By Rob Baird
Why a retail center could be a good investment for your congregation.
Around the country there are areas where retail shopping centers were aggressively built during the past decade. Many of these centers are in extremely good locations and today can be purchased at prices that are significantly below their current values and the costs it would take to build the same structures today.
With the bust of the housing bubble in 2008, a commensurate effect was the slowing of the retail economy. Food chains that are usually the anchor tenants of these centers quickly reigned in their expansion plans. In some cases where chains had built too many stores during the boom, Chapter 11 bankruptcy was declared. Subsequently, in the reorganization steps, many stores were closed.
These events left vacancies in many locations and have created an important opportunity for investors to purchase excellent centers for a small portion of their original value or cost. As an example, a 67,000-square-foot center that originally cost $6 million in development costs, and had $3.5 million of additional equity funds invested by the original buyer, was recently purchased from the bank for $3.6 million, including some improvement costs required.
Centers like this were typically built on the basis of a return of 7 percent to 9 percent to the original buyer, with rents that allowed for this return after operating expenses. In the industry, this is referred to as the capitalization rate of return.
What’s an ideal investment?
The key to a good purchase in a suppressed market is to buy at a price with severely reduced occupancy, which offers in-place 7 percent to 9 percent return. If this type of purchase has 60 percent occupancy, with the vacancy filled over a two- to three-year period at market rates, the gain in return on original investment can be substantial.
A retail center may be an ideal investment when a church has two fundamental qualities:
- The church has “patient money” funds to invest. The money will not be required for the conduct of the church and can be demonstrated to the congregation as funds well used. A good purchase often requires an all-cash buy from the bank or the troubled owner in order to command the lowest prices. Depending on the size of the retail center to be purchased, can your church tie up $1 million to $10 million for a period of three to five years?

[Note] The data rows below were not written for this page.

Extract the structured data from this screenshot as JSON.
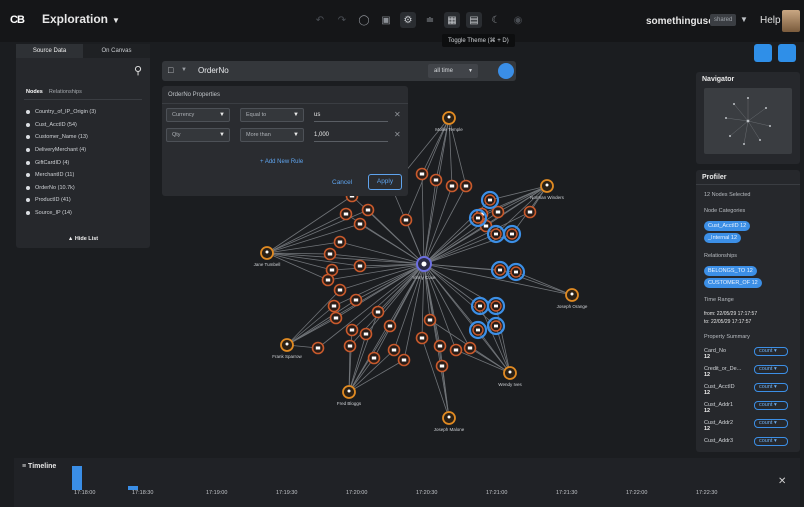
{
  "header": {
    "logo_text": "CB",
    "app_title": "Exploration",
    "workspace": "somethinguseful",
    "shared_badge": "shared",
    "help": "Help",
    "tooltip": "Toggle Theme (⌘ + D)"
  },
  "toolbar_icons": [
    "undo-icon",
    "redo-icon",
    "tag-icon",
    "image-icon",
    "filter-icon",
    "share-icon",
    "table-icon",
    "document-icon",
    "moon-icon",
    "camera-icon"
  ],
  "left_panel": {
    "tabs": [
      "Source Data",
      "On Canvas"
    ],
    "subtabs": [
      "Nodes",
      "Relationships"
    ],
    "items": [
      "Country_of_IP_Origin (3)",
      "Cust_AcctID (54)",
      "Customer_Name (13)",
      "DeliveryMerchant (4)",
      "GiftCardID (4)",
      "MerchantID (11)",
      "OrderNo (10.7k)",
      "ProductID (41)",
      "Source_IP (14)"
    ],
    "hide_list": "▲ Hide List"
  },
  "search": {
    "value": "OrderNo",
    "time": "all time"
  },
  "properties": {
    "title": "OrderNo Properties",
    "rules": [
      {
        "field": "Currency",
        "op": "Equal to",
        "value": "us"
      },
      {
        "field": "Qty",
        "op": "More than",
        "value": "1,000"
      }
    ],
    "add_rule": "+ Add New Rule",
    "cancel": "Cancel",
    "apply": "Apply"
  },
  "navigator": {
    "title": "Navigator"
  },
  "profiler": {
    "title": "Profiler",
    "selected": "12 Nodes Selected",
    "node_categories_label": "Node Categories",
    "node_categories": [
      "Cust_AcctID 12",
      "_Internal 12"
    ],
    "relationships_label": "Relationships",
    "relationships": [
      "BELONGS_TO 12",
      "CUSTOMER_OF 12"
    ],
    "time_range_label": "Time Range",
    "time_from": "from: 22/05/29 17:17:57",
    "time_to": "to: 22/05/29 17:17:57",
    "property_summary_label": "Property Summary",
    "properties": [
      {
        "name": "Card_No",
        "value": "12",
        "agg": "count"
      },
      {
        "name": "Credit_or_De...",
        "value": "12",
        "agg": "count"
      },
      {
        "name": "Cust_AcctID",
        "value": "12",
        "agg": "count"
      },
      {
        "name": "Cust_Addr1",
        "value": "12",
        "agg": "count"
      },
      {
        "name": "Cust_Addr2",
        "value": "12",
        "agg": "count"
      },
      {
        "name": "Cust_Addr3",
        "value": "",
        "agg": "count"
      }
    ]
  },
  "timeline": {
    "title": "Timeline",
    "ticks": [
      "17:18:00",
      "17:18:30",
      "17:19:00",
      "17:19:30",
      "17:20:00",
      "17:20:30",
      "17:21:00",
      "17:21:30",
      "17:22:00",
      "17:22:30"
    ]
  },
  "graph": {
    "center_label": "Vinny Coxe",
    "hub_labels": [
      "Mollie Temple",
      "Norman Winders",
      "Joseph Orange",
      "Wendy Ives",
      "Joseph Malone",
      "Fred Bloggs",
      "Frank Sparrow",
      "Jane Tumbell"
    ],
    "colors": {
      "order": "#c95a2c",
      "hub": "#e08a22",
      "selected": "#3c8fe6",
      "center": "#6c6fe0",
      "edge": "#8d9196"
    }
  }
}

- The church knows how to use this particular asset to meet the needs of their community. Examples are many, but among them are: (a) a clothing and household merchandize outlet for the needy; (b) a meeting place for gatherings that are not easily made available on the church campus; (c) a recreational outlet for teens and tweens; and (d) a Christian bookstore.
Most shopping centers are considered to be triple-net investments, meaning the tenants pay a base rent and, in addition, contribute a proportionate share to the shopping center’s operating expenses, such as taxes, insurance and common area maintenance.
A great value of a retail center is that it can be either self-managed or managed by a professional real estate firm. Also, the parking allotment is usually five or more cars per thousand square feet of useable space. This is ideal for any church that can see the value of space, with adequate parking, for many of its long-term needs.
Benefits to smaller churches
A possibility may work for smaller or start-up churches in locations previously held by pharmacy stores or smaller businesses. Parking in these locations are too limited for a large church, but can be ideal for a smaller congregation that is favorably capitalized.
Often, a church member may step forward to assist the church in buying a property in a commercial location that will improve in value over a longer-term hold. An agreement can often be worked out between the church and the provider of the funds that can protect each party and cover any risk.
Most churches have members or attenders who are licensed real estate agents. However, a word of caution: If you want to invest in a retail center, look for a real estate professional who not only understands commercial investment, but can also relate to the investment goals contained in your church mission.
Lastly, this article is not intended to discuss the issue of tax consequences. It is believed that a church would have to recognize the non-church usage as ordinary income, while any other usage by the church would qualify for its nonprofit status. This should be carefully discussed with church leadership and accounting or financial advisors.
Rob Baird of Robert R. Baird Enterprises, Chandler, AZ, has 37 years of experience in commercial real estate. www.capratecommercial.com